Repeat every record below exactly as written.

» **DATA LISTING**
____________________

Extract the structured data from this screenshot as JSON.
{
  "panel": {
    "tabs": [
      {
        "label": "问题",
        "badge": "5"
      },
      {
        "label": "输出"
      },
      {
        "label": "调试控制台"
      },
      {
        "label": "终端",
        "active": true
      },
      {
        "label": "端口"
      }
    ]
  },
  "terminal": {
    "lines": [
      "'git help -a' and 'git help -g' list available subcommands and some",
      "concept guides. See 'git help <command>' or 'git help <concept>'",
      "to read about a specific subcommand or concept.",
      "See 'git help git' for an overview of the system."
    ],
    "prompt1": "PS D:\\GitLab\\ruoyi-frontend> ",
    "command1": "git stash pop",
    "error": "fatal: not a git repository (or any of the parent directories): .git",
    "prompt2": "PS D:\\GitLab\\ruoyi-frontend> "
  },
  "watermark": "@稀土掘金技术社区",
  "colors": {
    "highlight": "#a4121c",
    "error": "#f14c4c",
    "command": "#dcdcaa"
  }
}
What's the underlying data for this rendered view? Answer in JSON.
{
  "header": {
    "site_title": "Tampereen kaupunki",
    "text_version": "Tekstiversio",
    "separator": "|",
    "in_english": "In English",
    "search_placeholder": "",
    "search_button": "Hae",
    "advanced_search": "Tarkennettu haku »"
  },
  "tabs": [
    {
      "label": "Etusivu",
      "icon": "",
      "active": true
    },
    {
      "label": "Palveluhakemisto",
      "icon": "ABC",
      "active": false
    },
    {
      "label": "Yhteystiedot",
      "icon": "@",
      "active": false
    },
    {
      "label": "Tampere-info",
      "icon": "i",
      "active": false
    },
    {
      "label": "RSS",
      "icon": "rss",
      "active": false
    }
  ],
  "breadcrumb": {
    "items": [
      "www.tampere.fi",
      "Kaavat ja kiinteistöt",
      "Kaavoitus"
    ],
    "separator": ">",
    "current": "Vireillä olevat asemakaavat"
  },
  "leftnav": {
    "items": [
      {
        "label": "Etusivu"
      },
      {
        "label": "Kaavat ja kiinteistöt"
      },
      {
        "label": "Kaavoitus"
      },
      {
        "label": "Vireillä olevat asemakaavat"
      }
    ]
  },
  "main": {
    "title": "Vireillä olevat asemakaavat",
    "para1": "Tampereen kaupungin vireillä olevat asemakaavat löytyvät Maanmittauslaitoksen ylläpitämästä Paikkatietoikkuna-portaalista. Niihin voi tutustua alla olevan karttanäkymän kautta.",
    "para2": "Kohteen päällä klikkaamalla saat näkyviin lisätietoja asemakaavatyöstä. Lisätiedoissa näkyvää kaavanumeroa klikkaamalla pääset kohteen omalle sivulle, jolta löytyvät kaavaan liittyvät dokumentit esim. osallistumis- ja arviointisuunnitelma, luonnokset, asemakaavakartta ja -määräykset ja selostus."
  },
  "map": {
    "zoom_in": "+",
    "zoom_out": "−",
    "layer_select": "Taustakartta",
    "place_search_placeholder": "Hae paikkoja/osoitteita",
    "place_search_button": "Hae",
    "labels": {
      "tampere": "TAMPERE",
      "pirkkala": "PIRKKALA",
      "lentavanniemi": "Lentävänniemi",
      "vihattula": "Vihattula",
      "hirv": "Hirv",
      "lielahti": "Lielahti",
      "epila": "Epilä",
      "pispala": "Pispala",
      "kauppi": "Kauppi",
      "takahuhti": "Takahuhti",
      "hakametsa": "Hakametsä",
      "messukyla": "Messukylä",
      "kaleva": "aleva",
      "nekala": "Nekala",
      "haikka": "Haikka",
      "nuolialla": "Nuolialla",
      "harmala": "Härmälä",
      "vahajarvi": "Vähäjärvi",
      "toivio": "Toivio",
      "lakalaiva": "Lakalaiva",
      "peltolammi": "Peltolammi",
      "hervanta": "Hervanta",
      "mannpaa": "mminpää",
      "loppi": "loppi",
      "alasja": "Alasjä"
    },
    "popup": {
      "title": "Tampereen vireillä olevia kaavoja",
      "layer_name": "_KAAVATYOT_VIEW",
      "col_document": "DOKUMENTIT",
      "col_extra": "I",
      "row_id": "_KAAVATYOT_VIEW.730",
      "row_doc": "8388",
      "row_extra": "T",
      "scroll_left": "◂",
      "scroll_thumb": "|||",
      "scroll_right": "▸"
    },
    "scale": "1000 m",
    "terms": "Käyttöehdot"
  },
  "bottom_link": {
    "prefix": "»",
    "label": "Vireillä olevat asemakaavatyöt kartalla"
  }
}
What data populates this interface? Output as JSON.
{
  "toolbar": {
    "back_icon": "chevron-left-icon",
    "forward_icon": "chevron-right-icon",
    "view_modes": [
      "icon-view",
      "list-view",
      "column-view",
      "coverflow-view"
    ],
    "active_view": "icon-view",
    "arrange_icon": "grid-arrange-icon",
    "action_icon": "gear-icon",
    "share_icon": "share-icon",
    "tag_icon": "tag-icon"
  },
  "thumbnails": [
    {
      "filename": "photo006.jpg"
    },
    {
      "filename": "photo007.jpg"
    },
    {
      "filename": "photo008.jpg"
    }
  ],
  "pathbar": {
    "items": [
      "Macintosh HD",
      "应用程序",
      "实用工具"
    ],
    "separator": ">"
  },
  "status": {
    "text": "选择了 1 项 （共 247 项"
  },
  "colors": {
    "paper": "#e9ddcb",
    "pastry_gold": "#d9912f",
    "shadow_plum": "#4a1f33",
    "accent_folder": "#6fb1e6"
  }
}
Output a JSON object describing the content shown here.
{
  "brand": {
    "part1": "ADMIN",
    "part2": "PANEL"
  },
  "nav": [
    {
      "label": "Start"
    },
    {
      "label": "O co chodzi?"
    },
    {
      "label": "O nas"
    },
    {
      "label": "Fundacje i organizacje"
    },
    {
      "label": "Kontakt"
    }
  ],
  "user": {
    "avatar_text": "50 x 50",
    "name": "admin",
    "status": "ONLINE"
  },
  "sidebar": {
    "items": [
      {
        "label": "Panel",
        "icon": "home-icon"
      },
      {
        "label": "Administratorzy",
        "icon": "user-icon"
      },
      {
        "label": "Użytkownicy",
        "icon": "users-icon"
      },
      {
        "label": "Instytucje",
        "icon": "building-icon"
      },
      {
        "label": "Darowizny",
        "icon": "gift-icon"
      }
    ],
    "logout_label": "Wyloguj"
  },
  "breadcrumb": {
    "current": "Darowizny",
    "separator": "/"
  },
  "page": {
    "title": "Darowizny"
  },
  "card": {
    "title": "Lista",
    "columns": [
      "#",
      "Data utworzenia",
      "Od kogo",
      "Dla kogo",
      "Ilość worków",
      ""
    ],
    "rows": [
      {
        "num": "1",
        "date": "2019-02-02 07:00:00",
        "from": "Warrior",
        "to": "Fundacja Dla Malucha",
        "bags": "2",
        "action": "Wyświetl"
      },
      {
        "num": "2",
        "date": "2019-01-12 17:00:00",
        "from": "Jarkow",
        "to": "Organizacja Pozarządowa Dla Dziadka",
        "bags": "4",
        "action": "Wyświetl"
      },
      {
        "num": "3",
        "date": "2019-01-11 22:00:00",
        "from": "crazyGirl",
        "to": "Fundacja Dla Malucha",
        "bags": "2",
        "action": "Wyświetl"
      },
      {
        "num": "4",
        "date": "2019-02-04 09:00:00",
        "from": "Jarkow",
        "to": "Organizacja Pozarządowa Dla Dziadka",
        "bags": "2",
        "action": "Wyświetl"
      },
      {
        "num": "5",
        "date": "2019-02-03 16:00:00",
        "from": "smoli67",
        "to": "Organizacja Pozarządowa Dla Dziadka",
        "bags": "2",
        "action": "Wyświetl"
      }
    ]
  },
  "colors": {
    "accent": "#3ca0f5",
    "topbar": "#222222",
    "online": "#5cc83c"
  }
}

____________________

» **FINAL ANSWER**
Extract the structured data from this screenshot as JSON.
{
  "panel": {
    "tabs": [
      {
        "label": "问题",
        "badge": "5"
      },
      {
        "label": "输出"
      },
      {
        "label": "调试控制台"
      },
      {
        "label": "终端",
        "active": true
      },
      {
        "label": "端口"
      }
    ]
  },
  "terminal": {
    "lines": [
      "'git help -a' and 'git help -g' list available subcommands and some",
      "concept guides. See 'git help <command>' or 'git help <concept>'",
      "to read about a specific subcommand or concept.",
      "See 'git help git' for an overview of the system."
    ],
    "prompt1": "PS D:\\GitLab\\ruoyi-frontend> ",
    "command1": "git stash pop",
    "error": "fatal: not a git repository (or any of the parent directories): .git",
    "prompt2": "PS D:\\GitLab\\ruoyi-frontend> "
  },
  "watermark": "@稀土掘金技术社区",
  "colors": {
    "highlight": "#a4121c",
    "error": "#f14c4c",
    "command": "#dcdcaa"
  }
}
What's the underlying data for this rendered view? Answer in JSON.
{
  "header": {
    "site_title": "Tampereen kaupunki",
    "text_version": "Tekstiversio",
    "separator": "|",
    "in_english": "In English",
    "search_placeholder": "",
    "search_button": "Hae",
    "advanced_search": "Tarkennettu haku »"
  },
  "tabs": [
    {
      "label": "Etusivu",
      "icon": "",
      "active": true
    },
    {
      "label": "Palveluhakemisto",
      "icon": "ABC",
      "active": false
    },
    {
      "label": "Yhteystiedot",
      "icon": "@",
      "active": false
    },
    {
      "label": "Tampere-info",
      "icon": "i",
      "active": false
    },
    {
      "label": "RSS",
      "icon": "rss",
      "active": false
    }
  ],
  "breadcrumb": {
    "items": [
      "www.tampere.fi",
      "Kaavat ja kiinteistöt",
      "Kaavoitus"
    ],
    "separator": ">",
    "current": "Vireillä olevat asemakaavat"
  },
  "leftnav": {
    "items": [
      {
        "label": "Etusivu"
      },
      {
        "label": "Kaavat ja kiinteistöt"
      },
      {
        "label": "Kaavoitus"
      },
      {
        "label": "Vireillä olevat asemakaavat"
      }
    ]
  },
  "main": {
    "title": "Vireillä olevat asemakaavat",
    "para1": "Tampereen kaupungin vireillä olevat asemakaavat löytyvät Maanmittauslaitoksen ylläpitämästä Paikkatietoikkuna-portaalista. Niihin voi tutustua alla olevan karttanäkymän kautta.",
    "para2": "Kohteen päällä klikkaamalla saat näkyviin lisätietoja asemakaavatyöstä. Lisätiedoissa näkyvää kaavanumeroa klikkaamalla pääset kohteen omalle sivulle, jolta löytyvät kaavaan liittyvät dokumentit esim. osallistumis- ja arviointisuunnitelma, luonnokset, asemakaavakartta ja -määräykset ja selostus."
  },
  "map": {
    "zoom_in": "+",
    "zoom_out": "−",
    "layer_select": "Taustakartta",
    "place_search_placeholder": "Hae paikkoja/osoitteita",
    "place_search_button": "Hae",
    "labels": {
      "tampere": "TAMPERE",
      "pirkkala": "PIRKKALA",
      "lentavanniemi": "Lentävänniemi",
      "vihattula": "Vihattula",
      "hirv": "Hirv",
      "lielahti": "Lielahti",
      "epila": "Epilä",
      "pispala": "Pispala",
      "kauppi": "Kauppi",
      "takahuhti": "Takahuhti",
      "hakametsa": "Hakametsä",
      "messukyla": "Messukylä",
      "kaleva": "aleva",
      "nekala": "Nekala",
      "haikka": "Haikka",
      "nuolialla": "Nuolialla",
      "harmala": "Härmälä",
      "vahajarvi": "Vähäjärvi",
      "toivio": "Toivio",
      "lakalaiva": "Lakalaiva",
      "peltolammi": "Peltolammi",
      "hervanta": "Hervanta",
      "mannpaa": "mminpää",
      "loppi": "loppi",
      "alasja": "Alasjä"
    },
    "popup": {
      "title": "Tampereen vireillä olevia kaavoja",
      "layer_name": "_KAAVATYOT_VIEW",
      "col_document": "DOKUMENTIT",
      "col_extra": "I",
      "row_id": "_KAAVATYOT_VIEW.730",
      "row_doc": "8388",
      "row_extra": "T",
      "scroll_left": "◂",
      "scroll_thumb": "|||",
      "scroll_right": "▸"
    },
    "scale": "1000 m",
    "terms": "Käyttöehdot"
  },
  "bottom_link": {
    "prefix": "»",
    "label": "Vireillä olevat asemakaavatyöt kartalla"
  }
}
What data populates this interface? Output as JSON.
{
  "toolbar": {
    "back_icon": "chevron-left-icon",
    "forward_icon": "chevron-right-icon",
    "view_modes": [
      "icon-view",
      "list-view",
      "column-view",
      "coverflow-view"
    ],
    "active_view": "icon-view",
    "arrange_icon": "grid-arrange-icon",
    "action_icon": "gear-icon",
    "share_icon": "share-icon",
    "tag_icon": "tag-icon"
  },
  "thumbnails": [
    {
      "filename": "photo006.jpg"
    },
    {
      "filename": "photo007.jpg"
    },
    {
      "filename": "photo008.jpg"
    }
  ],
  "pathbar": {
    "items": [
      "Macintosh HD",
      "应用程序",
      "实用工具"
    ],
    "separator": ">"
  },
  "status": {
    "text": "选择了 1 项 （共 247 项"
  },
  "colors": {
    "paper": "#e9ddcb",
    "pastry_gold": "#d9912f",
    "shadow_plum": "#4a1f33",
    "accent_folder": "#6fb1e6"
  }
}
Output a JSON object describing the content shown here.
{
  "brand": {
    "part1": "ADMIN",
    "part2": "PANEL"
  },
  "nav": [
    {
      "label": "Start"
    },
    {
      "label": "O co chodzi?"
    },
    {
      "label": "O nas"
    },
    {
      "label": "Fundacje i organizacje"
    },
    {
      "label": "Kontakt"
    }
  ],
  "user": {
    "avatar_text": "50 x 50",
    "name": "admin",
    "status": "ONLINE"
  },
  "sidebar": {
    "items": [
      {
        "label": "Panel",
        "icon": "home-icon"
      },
      {
        "label": "Administratorzy",
        "icon": "user-icon"
      },
      {
        "label": "Użytkownicy",
        "icon": "users-icon"
      },
      {
        "label": "Instytucje",
        "icon": "building-icon"
      },
      {
        "label": "Darowizny",
        "icon": "gift-icon"
      }
    ],
    "logout_label": "Wyloguj"
  },
  "breadcrumb": {
    "current": "Darowizny",
    "separator": "/"
  },
  "page": {
    "title": "Darowizny"
  },
  "card": {
    "title": "Lista",
    "columns": [
      "#",
      "Data utworzenia",
      "Od kogo",
      "Dla kogo",
      "Ilość worków",
      ""
    ],
    "rows": [
      {
        "num": "1",
        "date": "2019-02-02 07:00:00",
        "from": "Warrior",
        "to": "Fundacja Dla Malucha",
        "bags": "2",
        "action": "Wyświetl"
      },
      {
        "num": "2",
        "date": "2019-01-12 17:00:00",
        "from": "Jarkow",
        "to": "Organizacja Pozarządowa Dla Dziadka",
        "bags": "4",
        "action": "Wyświetl"
      },
      {
        "num": "3",
        "date": "2019-01-11 22:00:00",
        "from": "crazyGirl",
        "to": "Fundacja Dla Malucha",
        "bags": "2",
        "action": "Wyświetl"
      },
      {
        "num": "4",
        "date": "2019-02-04 09:00:00",
        "from": "Jarkow",
        "to": "Organizacja Pozarządowa Dla Dziadka",
        "bags": "2",
        "action": "Wyświetl"
      },
      {
        "num": "5",
        "date": "2019-02-03 16:00:00",
        "from": "smoli67",
        "to": "Organizacja Pozarządowa Dla Dziadka",
        "bags": "2",
        "action": "Wyświetl"
      }
    ]
  },
  "colors": {
    "accent": "#3ca0f5",
    "topbar": "#222222",
    "online": "#5cc83c"
  }
}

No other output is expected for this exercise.